San Francisco's Off Broadway West Theatre Company presents a play which speaks to all the emotions...excitement, frustration, indignation, sadness, joy, anger, and love.  The plot takes place on an afternoon of reflections and questions among a spoiled young white man and his two black Afrikan servants in 1950's South Africa.   The intensity of their interaction, the razor-sharp dialog, and the absolute purity of the actors' portrayals, is astounding.  It's a treat to be up close and personal in this 50-seat comfortable theater. 

The setting is a tea room, with two of the staff busy at their tasks.  Sam is a middle-aged black man during Apartheid, under the social and political policy of racial segregation and discrimination.  He has enjoyed a comfortable relationship with young Master Harold, the boss's son, for many years.  As the caring and surrogate father figure, Sam challenges the youngster to greater wisdom.  With time and the young man's changing moods, it becomes clear that Sam cannot overcome the bias and superior entitlement of his charge.  Willie, a younger black African staff servant, is witness to the emotional interchange.  He keeps a low profile, and wisely so.
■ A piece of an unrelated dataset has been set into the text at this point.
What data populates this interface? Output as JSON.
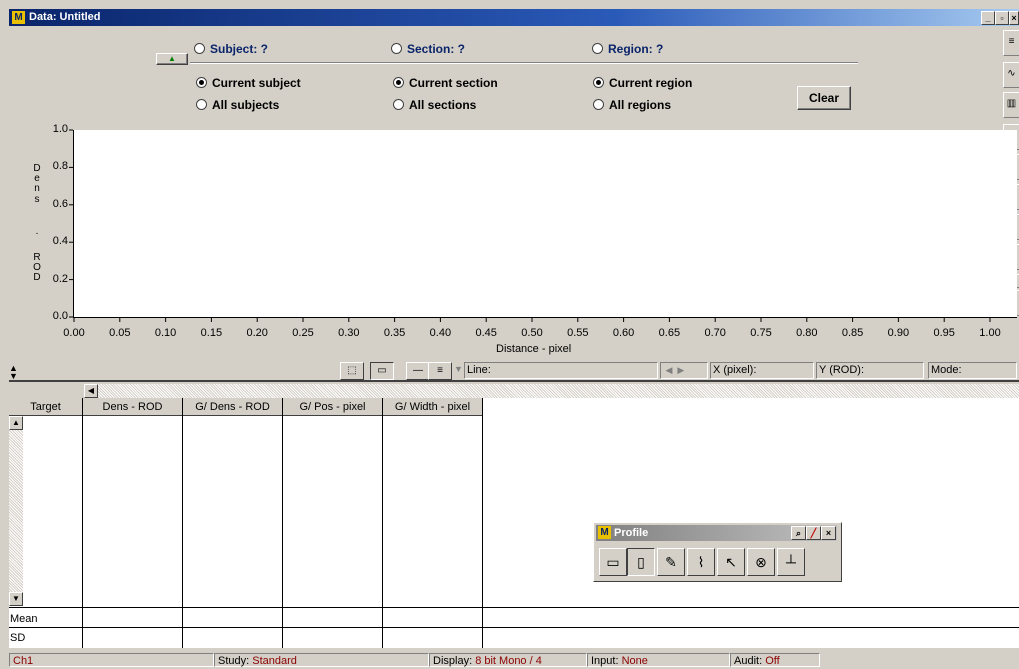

The trio of actors are magnificently cast.  Adam Simpson enacts the sourness, the cruelty, and the weakness of Master Harold without overacting his role.  LaMont Ridgell as Sam is a standout with his movements, facial expressions, and gestures that run from soft to explosive.  It is a real compliment that Ridgell seems not to be acting at all, despite the copious dialogue his role contains.  Anthony Rollins-Mullens (Willie) is equally up to his role as the younger servant, although he must spend most of his onstage time wiping the floor on his knees.  That can't be easy, but he does it with a smile.  Ridgell and Rollins-Mullens do get to show off a few smooth dance moves, proving their extensive backgrounds in musical theater.   Kudos to Director Richard Harder for assembling such a finely-tuned ensemble cast.

Now playing at the Phoenix Theatre's 6th floor playhouse (414 Mason Street, SF) through November 19th on Thursdays, Fridays, and Saturdays at 8 PM.  For tickets for to or call (800) 838-3006.  It's a rare chance to see this timeless play by Athol Fugard.